Imagine the story of “Don Quixote” told as a rock opera. Actually, don’t imagine it – just come see “Don Quijote de la Mancha,” a bold reimagining of the Cervantes classic by the stage company Argamasa (“Mortar” in English). The music-infused adaptation plays this week at the first-ever Embrujarte Theatre Festival in Escazú (not to be confused with the yearly EmbrujArte crafts festival, also held in Escazú).
Costa Rica is remarkably rich in theater, but small companies don’t often travel beyond their own humble communities. To showcase the wildly creative work of small and amateur thespians, the National Theater Company hosted a countrywide contest. The four winning companies now have a chance to perform their works at the Heart of Jesus High School and Bible Baptist Church. The three-day festival is free and open to the public, and all productions are considered family-friendly.
“For the National Theater Company, supporting the development of community theater represents a need to strengthen initiatives that [already] exist in the country,” said Gladys Alzate, director of the Culture Ministry, in a statement. “This new project is part of an institutional decentralization and relates to theater across the nation.”
The program includes “Manchas de Alma,” (“Soul Spots”), by Cartago’s Grupo Reflejos, “Nada de eso compra la felicidad,” (“None of that Buys Happiness”), by the Coronado troupe Amanía, and “Tiempos de Cambio,” (“Times of Change”), by Escazú company Los Despiertos. The latter production has an environmental theme and incorporates music, video, acrobatics and fire.
The festival was largely the brainchild of José Luis Solís, a founder of the Los Despiertos. (The company’s name translates as “The Awakened”).

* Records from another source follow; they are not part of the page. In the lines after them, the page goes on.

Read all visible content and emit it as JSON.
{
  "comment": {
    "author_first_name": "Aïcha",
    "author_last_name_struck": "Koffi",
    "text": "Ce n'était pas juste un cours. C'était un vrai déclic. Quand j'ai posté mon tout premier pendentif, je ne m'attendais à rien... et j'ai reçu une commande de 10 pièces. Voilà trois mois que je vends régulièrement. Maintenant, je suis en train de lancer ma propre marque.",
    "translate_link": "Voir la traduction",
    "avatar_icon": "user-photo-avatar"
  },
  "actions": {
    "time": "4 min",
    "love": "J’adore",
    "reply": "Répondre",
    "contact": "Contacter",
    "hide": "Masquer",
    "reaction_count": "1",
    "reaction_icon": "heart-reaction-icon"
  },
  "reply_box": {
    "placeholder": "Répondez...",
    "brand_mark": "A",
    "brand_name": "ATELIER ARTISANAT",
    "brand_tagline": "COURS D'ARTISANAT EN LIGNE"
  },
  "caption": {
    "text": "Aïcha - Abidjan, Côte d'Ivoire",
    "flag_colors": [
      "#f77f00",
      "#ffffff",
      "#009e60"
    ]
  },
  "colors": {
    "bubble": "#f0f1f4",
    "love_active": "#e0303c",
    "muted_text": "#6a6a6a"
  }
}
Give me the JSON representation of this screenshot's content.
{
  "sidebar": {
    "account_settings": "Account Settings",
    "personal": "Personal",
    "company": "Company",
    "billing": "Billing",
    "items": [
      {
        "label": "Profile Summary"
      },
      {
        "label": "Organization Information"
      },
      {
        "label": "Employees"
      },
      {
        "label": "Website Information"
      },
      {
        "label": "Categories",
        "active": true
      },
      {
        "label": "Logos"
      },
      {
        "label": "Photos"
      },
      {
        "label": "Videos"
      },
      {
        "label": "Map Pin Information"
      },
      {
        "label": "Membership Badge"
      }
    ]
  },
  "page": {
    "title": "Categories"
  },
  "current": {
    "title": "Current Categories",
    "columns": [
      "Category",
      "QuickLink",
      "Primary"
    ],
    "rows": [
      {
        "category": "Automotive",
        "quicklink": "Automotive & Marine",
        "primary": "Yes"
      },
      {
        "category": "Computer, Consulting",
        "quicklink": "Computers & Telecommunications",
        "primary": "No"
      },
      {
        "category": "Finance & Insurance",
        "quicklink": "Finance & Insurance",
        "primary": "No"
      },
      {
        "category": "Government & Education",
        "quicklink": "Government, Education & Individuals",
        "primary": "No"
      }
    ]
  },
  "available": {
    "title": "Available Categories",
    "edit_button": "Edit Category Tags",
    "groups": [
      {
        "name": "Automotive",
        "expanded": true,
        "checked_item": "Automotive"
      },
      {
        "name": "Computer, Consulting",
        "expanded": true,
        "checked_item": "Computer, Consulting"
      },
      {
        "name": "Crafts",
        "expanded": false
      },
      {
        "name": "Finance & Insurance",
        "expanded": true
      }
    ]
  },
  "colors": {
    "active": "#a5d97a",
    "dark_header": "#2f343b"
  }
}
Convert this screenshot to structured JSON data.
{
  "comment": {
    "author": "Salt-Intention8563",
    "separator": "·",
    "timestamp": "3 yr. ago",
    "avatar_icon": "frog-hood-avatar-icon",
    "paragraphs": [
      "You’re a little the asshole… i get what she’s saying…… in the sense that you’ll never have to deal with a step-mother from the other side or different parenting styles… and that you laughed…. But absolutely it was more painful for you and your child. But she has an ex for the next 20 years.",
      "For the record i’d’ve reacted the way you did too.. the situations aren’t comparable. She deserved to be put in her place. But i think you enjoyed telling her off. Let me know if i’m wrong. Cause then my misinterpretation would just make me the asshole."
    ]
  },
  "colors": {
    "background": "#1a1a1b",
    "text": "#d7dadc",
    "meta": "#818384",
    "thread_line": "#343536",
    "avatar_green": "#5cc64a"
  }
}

“Since our theater group was founded in 2006, we have had the desire to do some kind of theatrical season,” said Solís in a statement. “After the [National Theater] contest, the winning groups decided to do a festival in Escazú. We proposed it to the municipality and there was an opening so that the festival could be added to the local cultural agenda.”
Organizers took some inspiration from similar festivals in Puntarenas and the Southern Zone, and they hope that Embrujarte becomes an annual event. Showing off pyrotechnics and a singing knight errant is probably a good start.
The Embrujarte Theatre Festival plays Nov. 14-17 in Escazú. Free. For more information, visit the Los Despiertos website at losdespiertoscostarica.blogspot.com.